> **TASK ITEM**
The entries are given below. Output each one unchanged.
(MATERIAL TO PROCESS begins)
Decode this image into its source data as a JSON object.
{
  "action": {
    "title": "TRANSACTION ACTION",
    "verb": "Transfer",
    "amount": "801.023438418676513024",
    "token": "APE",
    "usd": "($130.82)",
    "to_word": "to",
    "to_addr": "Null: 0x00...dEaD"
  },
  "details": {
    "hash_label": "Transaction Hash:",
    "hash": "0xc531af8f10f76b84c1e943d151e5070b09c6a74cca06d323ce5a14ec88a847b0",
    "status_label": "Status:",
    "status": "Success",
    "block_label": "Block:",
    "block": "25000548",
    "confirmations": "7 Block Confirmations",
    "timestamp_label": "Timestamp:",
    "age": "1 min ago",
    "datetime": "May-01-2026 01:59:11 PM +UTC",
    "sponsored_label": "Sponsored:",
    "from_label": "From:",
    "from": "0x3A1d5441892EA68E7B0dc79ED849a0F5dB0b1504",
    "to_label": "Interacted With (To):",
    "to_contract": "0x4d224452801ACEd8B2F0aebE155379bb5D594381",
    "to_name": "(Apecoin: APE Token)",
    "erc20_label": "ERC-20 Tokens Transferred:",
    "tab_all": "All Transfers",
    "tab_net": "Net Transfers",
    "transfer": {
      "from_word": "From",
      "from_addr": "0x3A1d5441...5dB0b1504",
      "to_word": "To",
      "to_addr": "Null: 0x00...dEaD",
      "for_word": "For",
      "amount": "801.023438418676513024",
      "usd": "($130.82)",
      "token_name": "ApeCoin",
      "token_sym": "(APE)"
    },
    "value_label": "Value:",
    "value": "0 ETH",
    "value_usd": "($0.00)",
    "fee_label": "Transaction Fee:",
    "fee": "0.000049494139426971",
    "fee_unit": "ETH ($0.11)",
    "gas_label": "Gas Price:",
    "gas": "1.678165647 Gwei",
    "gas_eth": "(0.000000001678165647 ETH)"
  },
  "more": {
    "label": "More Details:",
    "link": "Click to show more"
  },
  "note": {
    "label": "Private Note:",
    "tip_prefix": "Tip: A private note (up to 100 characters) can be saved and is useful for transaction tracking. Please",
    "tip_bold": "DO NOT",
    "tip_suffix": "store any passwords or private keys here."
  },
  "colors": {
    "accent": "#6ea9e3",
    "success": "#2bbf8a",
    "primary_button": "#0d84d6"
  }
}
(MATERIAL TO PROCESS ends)
> **FINISHED EXERCISE**
Decode this image into its source data as a JSON object.
{
  "action": {
    "title": "TRANSACTION ACTION",
    "verb": "Transfer",
    "amount": "801.023438418676513024",
    "token": "APE",
    "usd": "($130.82)",
    "to_word": "to",
    "to_addr": "Null: 0x00...dEaD"
  },
  "details": {
    "hash_label": "Transaction Hash:",
    "hash": "0xc531af8f10f76b84c1e943d151e5070b09c6a74cca06d323ce5a14ec88a847b0",
    "status_label": "Status:",
    "status": "Success",
    "block_label": "Block:",
    "block": "25000548",
    "confirmations": "7 Block Confirmations",
    "timestamp_label": "Timestamp:",
    "age": "1 min ago",
    "datetime": "May-01-2026 01:59:11 PM +UTC",
    "sponsored_label": "Sponsored:",
    "from_label": "From:",
    "from": "0x3A1d5441892EA68E7B0dc79ED849a0F5dB0b1504",
    "to_label": "Interacted With (To):",
    "to_contract": "0x4d224452801ACEd8B2F0aebE155379bb5D594381",
    "to_name": "(Apecoin: APE Token)",
    "erc20_label": "ERC-20 Tokens Transferred:",
    "tab_all": "All Transfers",
    "tab_net": "Net Transfers",
    "transfer": {
      "from_word": "From",
      "from_addr": "0x3A1d5441...5dB0b1504",
      "to_word": "To",
      "to_addr": "Null: 0x00...dEaD",
      "for_word": "For",
      "amount": "801.023438418676513024",
      "usd": "($130.82)",
      "token_name": "ApeCoin",
      "token_sym": "(APE)"
    },
    "value_label": "Value:",
    "value": "0 ETH",
    "value_usd": "($0.00)",
    "fee_label": "Transaction Fee:",
    "fee": "0.000049494139426971",
    "fee_unit": "ETH ($0.11)",
    "gas_label": "Gas Price:",
    "gas": "1.678165647 Gwei",
    "gas_eth": "(0.000000001678165647 ETH)"
  },
  "more": {
    "label": "More Details:",
    "link": "Click to show more"
  },
  "note": {
    "label": "Private Note:",
    "tip_prefix": "Tip: A private note (up to 100 characters) can be saved and is useful for transaction tracking. Please",
    "tip_bold": "DO NOT",
    "tip_suffix": "store any passwords or private keys here."
  },
  "colors": {
    "accent": "#6ea9e3",
    "success": "#2bbf8a",
    "primary_button": "#0d84d6"
  }
}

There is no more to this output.